_TASK REQUIREMENTS_
Search the material below for the word "heading". Copy every line that has it.

_EXTRACTED MATERIAL_
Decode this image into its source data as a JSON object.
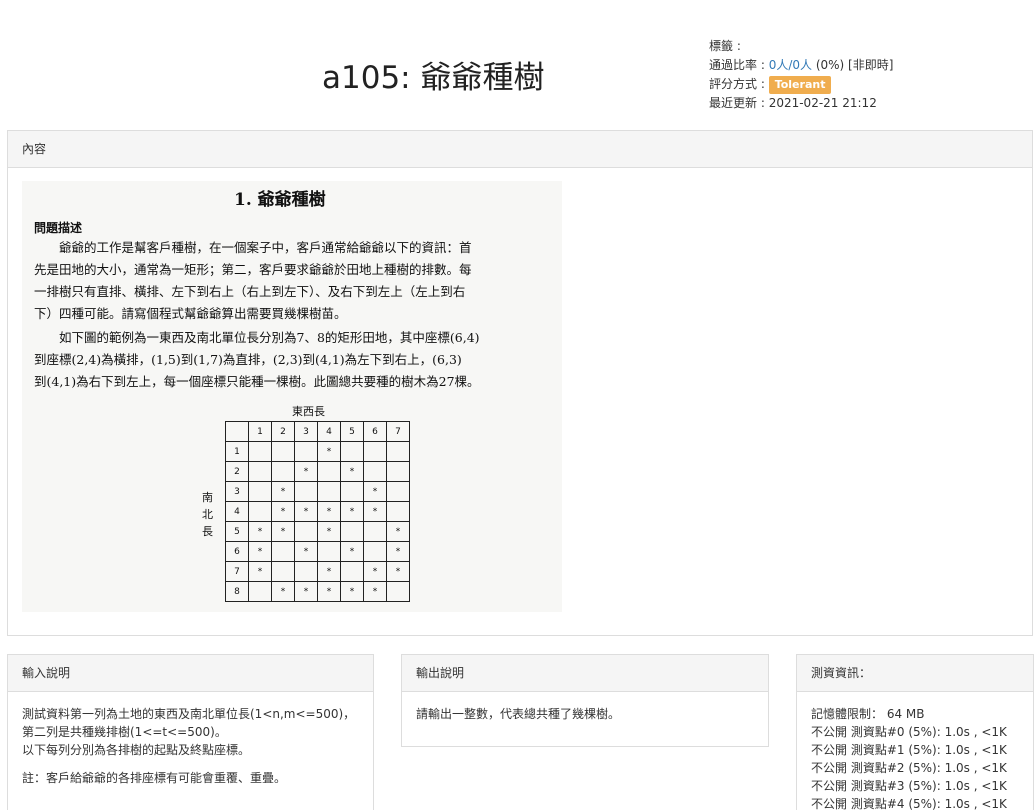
{
  "header": {
    "title": "a105: 爺爺種樹"
  },
  "meta": {
    "tags_label": "標籤 :",
    "pass_rate_label": "通過比率 : ",
    "pass_rate_link": "0人/0人",
    "pass_rate_tail": " (0%) [非即時]",
    "scoring_label": "評分方式 : ",
    "scoring_badge": "Tolerant",
    "updated_label": "最近更新 : ",
    "updated_value": "2021-02-21 21:12"
  },
  "content": {
    "heading": "內容",
    "image": {
      "title": "1.  爺爺種樹",
      "sub": "問題描述",
      "para1": [
        "　　爺爺的工作是幫客戶種樹，在一個案子中，客戶通常給爺爺以下的資訊：首",
        "先是田地的大小，通常為一矩形；第二，客戶要求爺爺於田地上種樹的排數。每",
        "一排樹只有直排、橫排、左下到右上（右上到左下）、及右下到左上（左上到右",
        "下）四種可能。請寫個程式幫爺爺算出需要買幾棵樹苗。"
      ],
      "para2": [
        "　　如下圖的範例為一東西及南北單位長分別為7、8的矩形田地，其中座標(6,4)",
        "到座標(2,4)為橫排，(1,5)到(1,7)為直排，(2,3)到(4,1)為左下到右上，(6,3)",
        "到(4,1)為右下到左上，每一個座標只能種一棵樹。此圖總共要種的樹木為27棵。"
      ],
      "grid_top_label": "東西長",
      "grid_side_label": "南北長",
      "grid_rows": [
        [
          "",
          "1",
          "2",
          "3",
          "4",
          "5",
          "6",
          "7"
        ],
        [
          "1",
          "",
          "",
          "",
          "*",
          "",
          "",
          ""
        ],
        [
          "2",
          "",
          "",
          "*",
          "",
          "*",
          "",
          ""
        ],
        [
          "3",
          "",
          "*",
          "",
          "",
          "",
          "*",
          ""
        ],
        [
          "4",
          "",
          "*",
          "*",
          "*",
          "*",
          "*",
          ""
        ],
        [
          "5",
          "*",
          "*",
          "",
          "*",
          "",
          "",
          "*"
        ],
        [
          "6",
          "*",
          "",
          "*",
          "",
          "*",
          "",
          "*"
        ],
        [
          "7",
          "*",
          "",
          "",
          "*",
          "",
          "*",
          "*"
        ],
        [
          "8",
          "",
          "*",
          "*",
          "*",
          "*",
          "*",
          ""
        ]
      ]
    }
  },
  "input": {
    "heading": "輸入說明",
    "lines": [
      "測試資料第一列為土地的東西及南北單位長(1<n,m<=500)，",
      "第二列是共種幾排樹(1<=t<=500)。",
      "以下每列分別為各排樹的起點及終點座標。"
    ],
    "note": "註：客戶給爺爺的各排座標有可能會重覆、重疊。"
  },
  "output": {
    "heading": "輸出說明",
    "text": "請輸出一整數，代表總共種了幾棵樹。"
  },
  "info": {
    "heading": "測資資訊：",
    "memory": "記憶體限制： 64 MB",
    "tests": [
      "不公開 測資點#0 (5%): 1.0s , <1K",
      "不公開 測資點#1 (5%): 1.0s , <1K",
      "不公開 測資點#2 (5%): 1.0s , <1K",
      "不公開 測資點#3 (5%): 1.0s , <1K",
      "不公開 測資點#4 (5%): 1.0s , <1K"
    ]
  }
}
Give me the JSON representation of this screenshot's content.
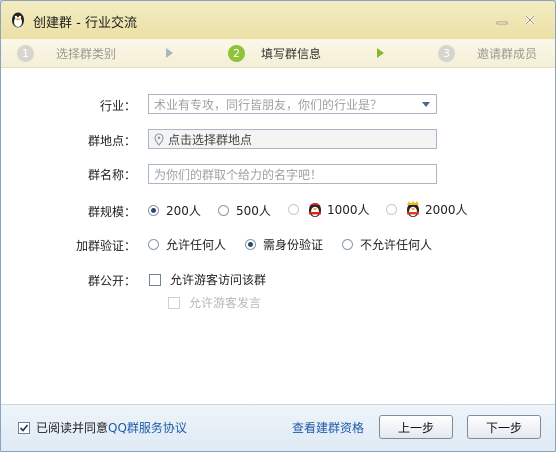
{
  "window": {
    "title": "创建群 - 行业交流",
    "minimize_icon": "minimize-icon",
    "close_icon": "close-icon"
  },
  "steps": [
    {
      "num": "1",
      "label": "选择群类别",
      "state": "inactive"
    },
    {
      "num": "2",
      "label": "填写群信息",
      "state": "active"
    },
    {
      "num": "3",
      "label": "邀请群成员",
      "state": "inactive"
    }
  ],
  "form": {
    "industry": {
      "label": "行业：",
      "placeholder": "术业有专攻，同行皆朋友，你们的行业是？"
    },
    "location": {
      "label": "群地点：",
      "placeholder": "点击选择群地点"
    },
    "name": {
      "label": "群名称：",
      "placeholder": "为你们的群取个给力的名字吧！"
    },
    "size": {
      "label": "群规模：",
      "options": [
        {
          "label": "200人",
          "checked": true
        },
        {
          "label": "500人",
          "checked": false
        },
        {
          "label": "1000人",
          "checked": false,
          "icon": "penguin-red-icon"
        },
        {
          "label": "2000人",
          "checked": false,
          "icon": "penguin-yellow-icon"
        }
      ]
    },
    "verify": {
      "label": "加群验证：",
      "options": [
        {
          "label": "允许任何人",
          "checked": false
        },
        {
          "label": "需身份验证",
          "checked": true
        },
        {
          "label": "不允许任何人",
          "checked": false
        }
      ]
    },
    "public": {
      "label": "群公开：",
      "visitor_access": {
        "label": "允许游客访问该群",
        "checked": false
      },
      "visitor_post": {
        "label": "允许游客发言",
        "checked": false,
        "disabled": true
      }
    }
  },
  "footer": {
    "agree_prefix": "已阅读并同意",
    "agree_link": "QQ群服务协议",
    "agree_checked": true,
    "qualification_link": "查看建群资格",
    "prev_button": "上一步",
    "next_button": "下一步"
  },
  "colors": {
    "titlebar": "#ece0a6",
    "active_step": "#8ec33a",
    "link": "#1e5aa8"
  }
}
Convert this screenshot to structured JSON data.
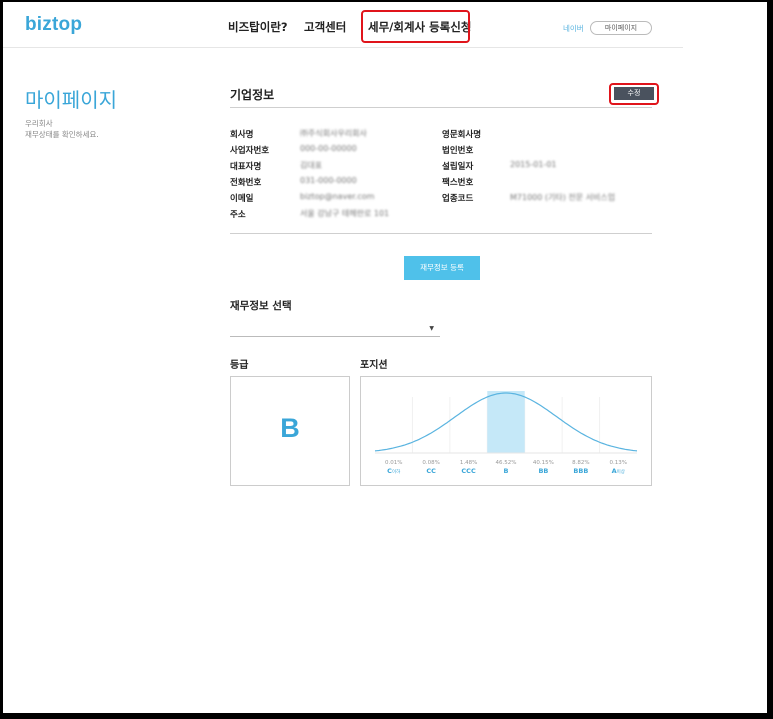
{
  "header": {
    "logo": "biztop",
    "nav": [
      "비즈탑이란?",
      "고객센터",
      "세무/회계사 등록신청"
    ],
    "naver": "네이버",
    "mypage": "마이페이지"
  },
  "sidebar": {
    "title": "마이페이지",
    "company": "우리회사",
    "desc": "재무상태를 확인하세요."
  },
  "company_info": {
    "title": "기업정보",
    "edit_label": "수정",
    "left_fields": [
      {
        "label": "회사명",
        "value": "㈜주식회사우리회사"
      },
      {
        "label": "사업자번호",
        "value": "000-00-00000"
      },
      {
        "label": "대표자명",
        "value": "김대표"
      },
      {
        "label": "전화번호",
        "value": "031-000-0000"
      },
      {
        "label": "이메일",
        "value": "biztop@naver.com"
      },
      {
        "label": "주소",
        "value": "서울 강남구 테헤란로 101"
      }
    ],
    "right_fields": [
      {
        "label": "영문회사명",
        "value": ""
      },
      {
        "label": "법인번호",
        "value": ""
      },
      {
        "label": "설립일자",
        "value": "2015-01-01"
      },
      {
        "label": "팩스번호",
        "value": ""
      },
      {
        "label": "업종코드",
        "value": "M71000 (기타) 전문 서비스업"
      }
    ]
  },
  "financial": {
    "register_label": "재무정보 등록",
    "select_title": "재무정보 선택",
    "select_value": ""
  },
  "grade": {
    "title": "등급",
    "value": "B"
  },
  "position": {
    "title": "포지션",
    "highlight_color": "#c5e8f8",
    "curve_color": "#5ab4e0",
    "bins": [
      {
        "pct": "0.01%",
        "grade": "C",
        "suffix": "이하"
      },
      {
        "pct": "0.08%",
        "grade": "CC",
        "suffix": ""
      },
      {
        "pct": "1.48%",
        "grade": "CCC",
        "suffix": ""
      },
      {
        "pct": "46.52%",
        "grade": "B",
        "suffix": ""
      },
      {
        "pct": "40.15%",
        "grade": "BB",
        "suffix": ""
      },
      {
        "pct": "8.82%",
        "grade": "BBB",
        "suffix": ""
      },
      {
        "pct": "0.13%",
        "grade": "A",
        "suffix": "이상"
      }
    ],
    "highlight_index": 3
  }
}
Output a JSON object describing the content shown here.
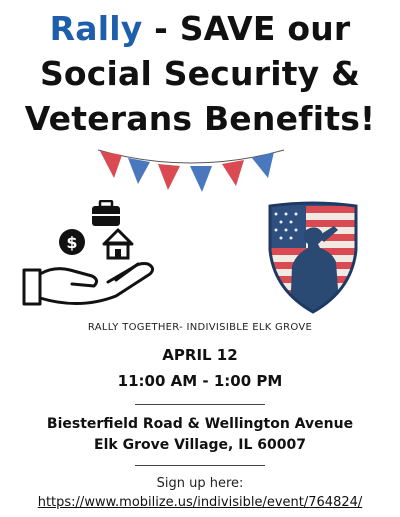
{
  "headline": {
    "rally": "Rally",
    "line1_rest": " - SAVE our",
    "line2": "Social Security &",
    "line3": "Veterans Benefits!"
  },
  "subtitle": "RALLY TOGETHER- INDIVISIBLE ELK GROVE",
  "event": {
    "date": "APRIL 12",
    "time": "11:00 AM - 1:00 PM"
  },
  "location": {
    "street": "Biesterfield Road & Wellington Avenue",
    "city": "Elk Grove Village, IL 60007"
  },
  "signup": {
    "label": "Sign up here:",
    "url": "https://www.mobilize.us/indivisible/event/764824/"
  },
  "colors": {
    "rally_blue": "#1f5eab",
    "flag_red": "#d94a52",
    "flag_blue": "#4a78bf"
  },
  "icons": [
    "bunting-icon",
    "money-hand-icon",
    "briefcase-icon",
    "house-icon",
    "dollar-icon",
    "veteran-shield-icon"
  ]
}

_SOLUTION TO THIS EXERCISE_
    "heading": "內容",
    "heading": "輸入說明",
    "heading": "輸出說明",
    "heading": "測資資訊：",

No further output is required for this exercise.